(On a 4 point scale: Strongly Disagree, Disagree, Agree, or Strongly Agree)

This unit was designed for a student to be able to independently go online and complete this unit without the assistance and guidance of a teacher. Thus, there are many process pieces missing that would need to be added if you were to use it in the classroom. This unit could be exemplary due to the overall structure of the unit and resources if discussion questions that are text dependent are added and small group and whole group process are included. Adding choice and scaffolding for ELL, SPED and below grade level students will also be needed, but the foundation and resources are all in place.

The assessments both formative and summative need some work in order to ensure that all students understand what is expected of them and can practice their skills. In the unit students study Rhetorical Devices looking for the devices in a couple different pieces of literature and then they attempt to use the devices. Students need to have these types of opportunities in other places in the unit. Students need to learn about a skill, see it in the text, study how it is used and then practice using it themselves. They may also want to see how other students use these skills and critique each other based on what they have learned. They could also make connections to how rhetorical devices are used today or in other types of literature.

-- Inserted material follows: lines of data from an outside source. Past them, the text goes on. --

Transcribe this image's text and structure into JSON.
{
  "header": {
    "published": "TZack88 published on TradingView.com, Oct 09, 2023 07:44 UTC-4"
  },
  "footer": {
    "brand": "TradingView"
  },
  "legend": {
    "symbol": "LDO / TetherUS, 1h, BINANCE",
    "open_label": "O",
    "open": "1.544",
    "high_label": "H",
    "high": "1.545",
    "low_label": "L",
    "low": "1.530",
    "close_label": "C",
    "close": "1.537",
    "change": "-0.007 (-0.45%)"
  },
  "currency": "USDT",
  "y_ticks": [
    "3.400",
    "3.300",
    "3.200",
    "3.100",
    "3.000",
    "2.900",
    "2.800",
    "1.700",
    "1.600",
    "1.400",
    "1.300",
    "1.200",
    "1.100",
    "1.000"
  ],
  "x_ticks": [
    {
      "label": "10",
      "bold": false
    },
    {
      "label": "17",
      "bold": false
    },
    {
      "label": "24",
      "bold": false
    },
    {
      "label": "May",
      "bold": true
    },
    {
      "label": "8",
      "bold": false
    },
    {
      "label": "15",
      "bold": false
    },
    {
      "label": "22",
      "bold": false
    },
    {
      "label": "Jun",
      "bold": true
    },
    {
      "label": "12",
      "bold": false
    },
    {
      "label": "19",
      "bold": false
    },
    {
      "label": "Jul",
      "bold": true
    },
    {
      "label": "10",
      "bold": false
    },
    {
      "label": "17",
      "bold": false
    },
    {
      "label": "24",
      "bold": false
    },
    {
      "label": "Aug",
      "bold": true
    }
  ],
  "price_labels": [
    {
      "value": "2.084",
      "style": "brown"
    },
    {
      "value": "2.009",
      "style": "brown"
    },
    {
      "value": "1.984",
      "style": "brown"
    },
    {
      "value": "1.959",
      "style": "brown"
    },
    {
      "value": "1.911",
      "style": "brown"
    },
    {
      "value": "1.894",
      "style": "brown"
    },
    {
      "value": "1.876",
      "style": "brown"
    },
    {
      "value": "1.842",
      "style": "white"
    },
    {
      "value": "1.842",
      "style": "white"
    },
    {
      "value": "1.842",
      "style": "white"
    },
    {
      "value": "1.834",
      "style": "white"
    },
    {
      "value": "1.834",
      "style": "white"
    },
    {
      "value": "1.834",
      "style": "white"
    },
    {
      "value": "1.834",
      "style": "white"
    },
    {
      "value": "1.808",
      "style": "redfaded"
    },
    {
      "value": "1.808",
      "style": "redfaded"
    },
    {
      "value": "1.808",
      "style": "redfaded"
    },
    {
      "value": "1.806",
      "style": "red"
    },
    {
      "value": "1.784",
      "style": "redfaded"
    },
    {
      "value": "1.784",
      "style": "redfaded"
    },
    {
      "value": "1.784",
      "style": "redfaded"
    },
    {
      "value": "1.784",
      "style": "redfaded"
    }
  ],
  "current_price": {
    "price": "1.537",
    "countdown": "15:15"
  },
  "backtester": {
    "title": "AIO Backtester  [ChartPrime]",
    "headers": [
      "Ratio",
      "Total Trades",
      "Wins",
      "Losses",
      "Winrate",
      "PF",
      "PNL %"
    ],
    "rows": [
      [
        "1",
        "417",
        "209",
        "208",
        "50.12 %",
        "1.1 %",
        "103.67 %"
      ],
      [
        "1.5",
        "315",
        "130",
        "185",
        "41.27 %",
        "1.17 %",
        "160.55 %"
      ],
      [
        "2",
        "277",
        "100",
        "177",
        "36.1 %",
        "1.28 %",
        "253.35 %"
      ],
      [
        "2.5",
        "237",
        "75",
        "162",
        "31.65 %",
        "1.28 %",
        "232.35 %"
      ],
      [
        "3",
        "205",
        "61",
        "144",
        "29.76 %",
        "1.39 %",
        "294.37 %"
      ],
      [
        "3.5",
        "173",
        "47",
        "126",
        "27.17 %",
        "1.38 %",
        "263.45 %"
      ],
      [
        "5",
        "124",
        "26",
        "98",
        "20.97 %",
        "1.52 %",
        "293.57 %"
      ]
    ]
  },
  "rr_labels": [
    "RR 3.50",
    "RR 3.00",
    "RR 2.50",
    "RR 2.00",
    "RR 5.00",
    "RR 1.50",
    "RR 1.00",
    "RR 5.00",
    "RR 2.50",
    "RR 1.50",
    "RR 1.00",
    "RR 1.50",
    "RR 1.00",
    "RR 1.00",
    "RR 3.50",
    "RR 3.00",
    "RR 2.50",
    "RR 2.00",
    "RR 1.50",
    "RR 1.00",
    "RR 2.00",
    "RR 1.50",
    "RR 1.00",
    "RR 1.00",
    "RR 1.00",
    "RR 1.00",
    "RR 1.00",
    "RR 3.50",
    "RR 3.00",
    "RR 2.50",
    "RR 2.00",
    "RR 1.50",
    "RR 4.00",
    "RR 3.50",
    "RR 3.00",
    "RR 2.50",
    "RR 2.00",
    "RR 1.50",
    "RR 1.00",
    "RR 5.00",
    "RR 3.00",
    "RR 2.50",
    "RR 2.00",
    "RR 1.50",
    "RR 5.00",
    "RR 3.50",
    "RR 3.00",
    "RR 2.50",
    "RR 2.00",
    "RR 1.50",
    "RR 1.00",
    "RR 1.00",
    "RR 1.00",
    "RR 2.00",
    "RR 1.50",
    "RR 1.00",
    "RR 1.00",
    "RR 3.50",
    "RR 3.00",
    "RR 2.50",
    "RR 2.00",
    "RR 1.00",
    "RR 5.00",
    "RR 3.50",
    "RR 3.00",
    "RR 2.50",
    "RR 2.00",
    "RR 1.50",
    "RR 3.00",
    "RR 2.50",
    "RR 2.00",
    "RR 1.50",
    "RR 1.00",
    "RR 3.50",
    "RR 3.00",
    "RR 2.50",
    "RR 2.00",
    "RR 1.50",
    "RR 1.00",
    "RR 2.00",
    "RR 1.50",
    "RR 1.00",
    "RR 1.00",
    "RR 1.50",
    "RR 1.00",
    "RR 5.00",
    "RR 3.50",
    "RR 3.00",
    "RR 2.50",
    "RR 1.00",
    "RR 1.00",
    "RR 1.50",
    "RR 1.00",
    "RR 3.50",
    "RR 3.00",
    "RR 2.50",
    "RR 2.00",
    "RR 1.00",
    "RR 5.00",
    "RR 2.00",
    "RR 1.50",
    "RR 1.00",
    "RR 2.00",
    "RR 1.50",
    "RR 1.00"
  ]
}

I would use these materials in my classroom: Agree
(On a 4 point scale: Strongly Disagree, Disagree, Agree, or Strongly Agree)

Impressed with:

  • Stated outcomes and purpose of unit
  • Extensive materials and exercises provided to explore seminal documents of American history
  • Focus on rhetorical devices and text-based evidence of use in documents
  • Progression of presentation/analysis of provided texts

Challenged by:

  • Level of texts examined
  • Lack of instructional directions
  • Format of unit layout – designed for use as an independent study?
  • No aligned rubrics; answer keys that are provided are given with assignment (so why do the assignment)
  • No formative assessment or culminating demonstration of mastery?

Overall: I started with high hopes for this unit, but quickly discovered its intended use was very different than my expectations of an instructional unit. Activities and texts are valid choices and applications of content. However, it does not go anywhere; no progress of skill or enduring understanding. Where’s the demonstration of learning? Where are the formative assessments to know if students are on-board and moving with you or lost in left-field? What’s the point of this unit? What are the students to get out of it?

I would use these materials in my classroom: Strongly Disagree
(On a 4 point scale: Strongly Disagree, Disagree, Agree, or Strongly Agree)

Creative Commons License
This work by the Office of Superintendent of Public Instruction is licensed under a Creative Commons Attribution 4.0 International License.